Francis X. McSweeney Sr., a longtime automobile dealer in Baltimore who later worked for the State Department of Licensing and Regulation and retired in 1991, died Oct. 15 of cancer at his home on The Alameda. He was 72. A Mass of Christian burial was offered Oct. 19 at Immaculate Heart of Mary Roman Catholic Church.
He was general sales manager of a Ford dealership before operating McSweeney Pontiac on West North Avenue between 1955 and 1958, when it was destroyed by fire. Later, for about 10 years, he operated K&M; Auto Sales, a used-car business on Belair Road.
Born in Baltimore and reared in the old 10th Ward, he was a graduate of St. Paul's Parochial School and of Mount St. Joseph High School. He earned a business administration degree from New York University.
In 1954, he was elected as a delegate from the 3rd District to the State Democratic Convention. Five years later, he ran for mayor as an independent Democrat.

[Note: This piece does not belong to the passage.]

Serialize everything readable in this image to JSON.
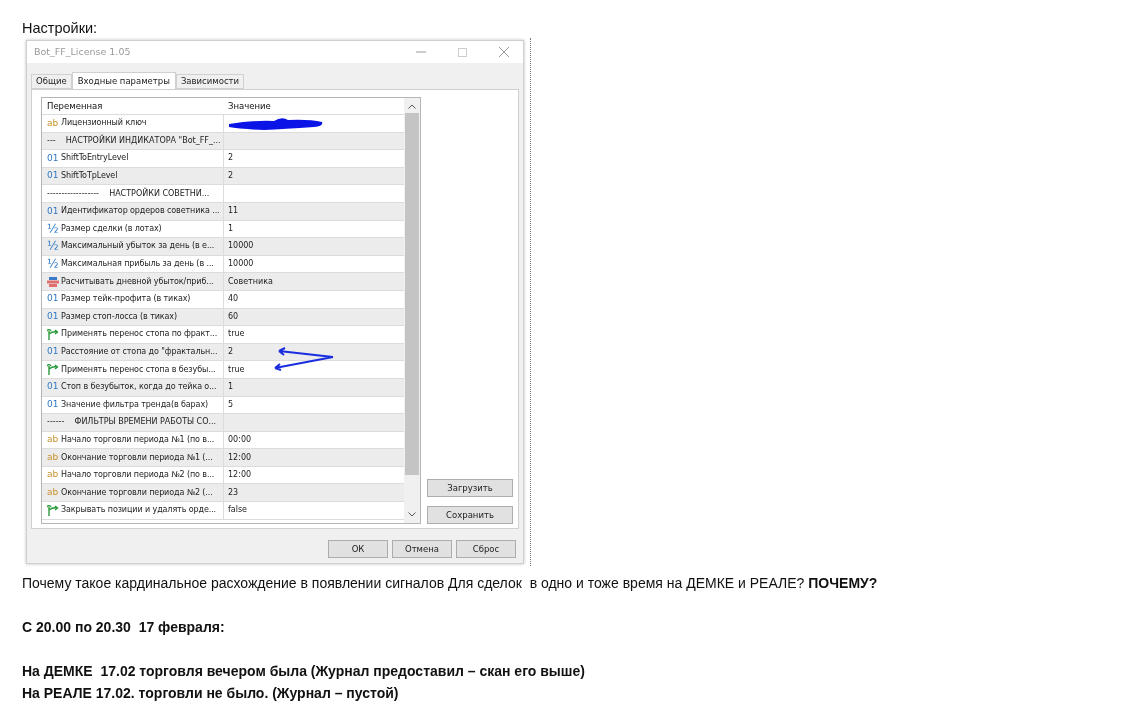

Although he lost in the primary, he gained a nickname that stayed with him after the campaign, "The Smiling Irishman."
During World War II, he was a civilian investigator in the Security and Intelligence Division of the Army's 3rd Service Command.
He also served briefly in Baltimore's old park police.
He is survived by his wife of 47 years, the former Viola B. Gatton; a son, Francis X. McSweeney Jr. of Towson; and a daughter, M. Melody McSweeney, also of Towson.